Last year Mr Stewart raised the first data breach in the Scottish Parliament with First Minister Nicola Sturgeon.
The MSP, who is Labour’s Shadow Public Health Minister, said the patient found his data breached last year when the email addresses of almost 40 people living with HIV were accidentally published by the health authority to others with the illness.
The man, who is also diabetic, has now discovered his data was circulated for a second time in the latest incident when NHS Highland apologised for sharing an Excel spreadsheet containing confidential information with other patients.
“Quite honestly I could not believe it when the constituent contacted me to tell me he had his information shared again,” said Mr Stewart.
“He is absolutely devastated by the second breach as it shows lessons have not been learnt from last year and I can clearly understand why he feels so let down.”
Mr Stewart explained that the patient had initially contacted him last year following the first breach and the MSP had kept in contact as there were a number of problems thrown up by this case.
The patient, who does not want to be identified, told Mr Stewart: “When I contacted you last year, I was a newly diagnosed HIV patient and, as a direct result of the last breach, my care had to be transferred to NHS Glasgow.
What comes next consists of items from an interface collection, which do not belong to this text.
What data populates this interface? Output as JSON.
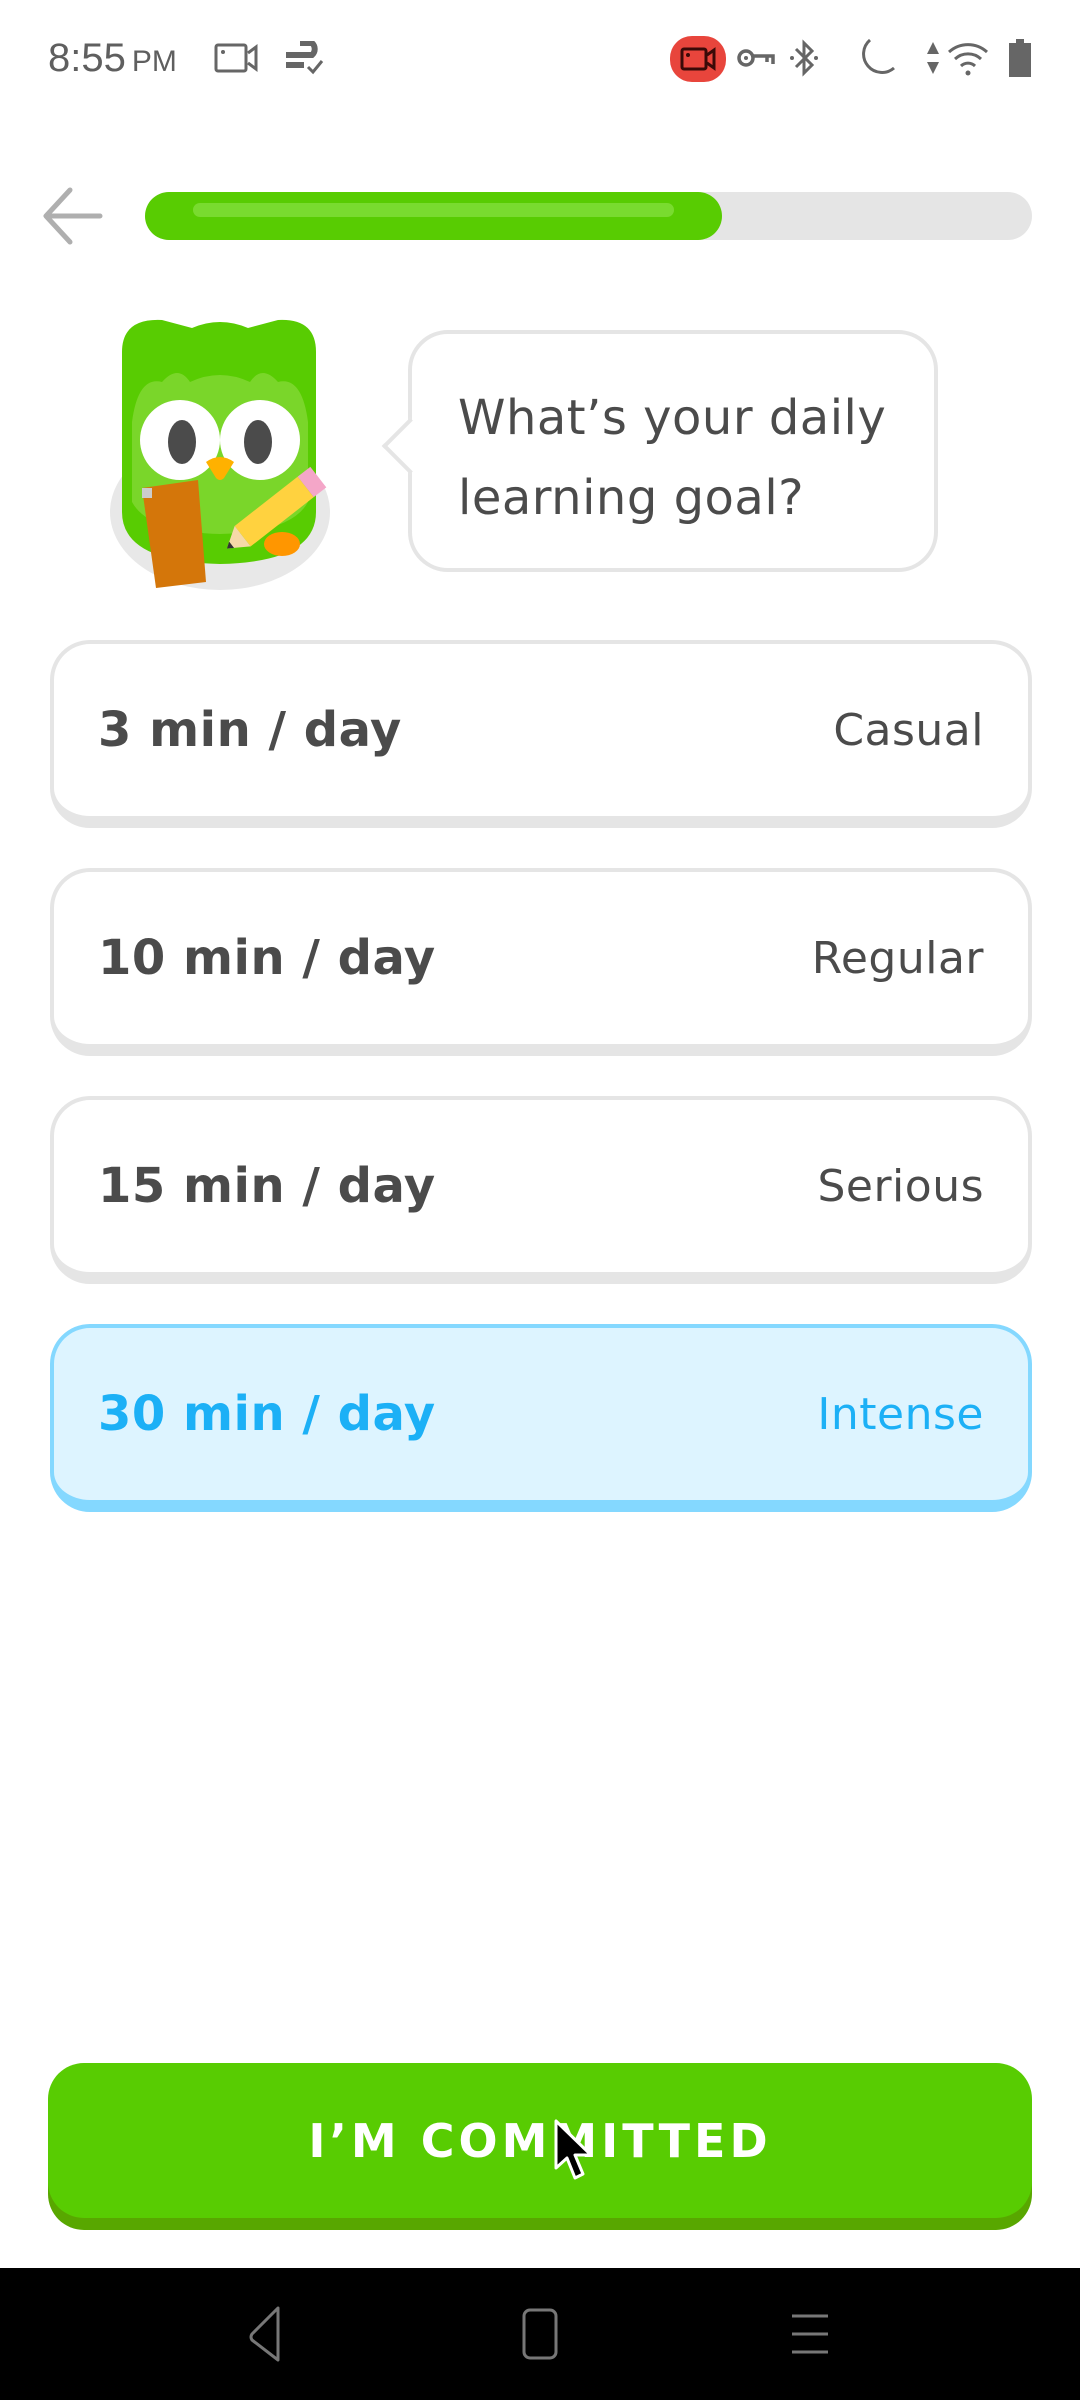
{
  "status_bar": {
    "time": "8:55",
    "ampm": "PM",
    "left_icons": [
      "screen-record-icon",
      "data-saver-icon"
    ],
    "right_icons": [
      "recording-indicator-icon",
      "vpn-key-icon",
      "bluetooth-icon",
      "do-not-disturb-moon-icon",
      "data-arrows-icon",
      "wifi-icon",
      "battery-icon"
    ],
    "recording_color": "#e8453c"
  },
  "header": {
    "back_icon": "arrow-left-icon",
    "progress_percent": 65
  },
  "prompt": {
    "mascot": "duo-owl-with-clipboard-and-pencil",
    "question": "What’s your daily learning goal?"
  },
  "options": [
    {
      "time": "3 min / day",
      "level": "Casual",
      "selected": false
    },
    {
      "time": "10 min / day",
      "level": "Regular",
      "selected": false
    },
    {
      "time": "15 min / day",
      "level": "Serious",
      "selected": false
    },
    {
      "time": "30 min / day",
      "level": "Intense",
      "selected": true
    }
  ],
  "cta": {
    "label": "I’M COMMITTED"
  },
  "nav_bar": {
    "back_icon": "nav-back-icon",
    "home_icon": "nav-home-icon",
    "recents_icon": "nav-menu-icon"
  },
  "colors": {
    "brand_green": "#58cc02",
    "selected_blue": "#1cb0f6",
    "selected_bg": "#ddf4ff",
    "selected_border": "#84d8ff",
    "border_gray": "#e5e5e5"
  }
}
I will be looking for Jeane Freeman to launch an inquiry.”
Mr Stewart has already written to NHS Highland’s chief executive, Pam Dudek, and is now writing to Health Secretary Jeane Freeman highlighting the latest incident and the fact that a patient has suffered a data breach on two occasions.
The MSP is calling for her to ensure proper protections, staff training and systems are in place to prevent such incidents happening again.
“Data and confidential information of national health service patients must be treated in the strictest confidence by those handling it,” said Mr Stewart.
“I am aware that there is tremendous pressure on front-line staff, not only on nurses and clinical staff, but on administration staff, due to the pandemic.
“However, this is serious and the second time in 17 months that an NHS Highland data breach has been raised with me.”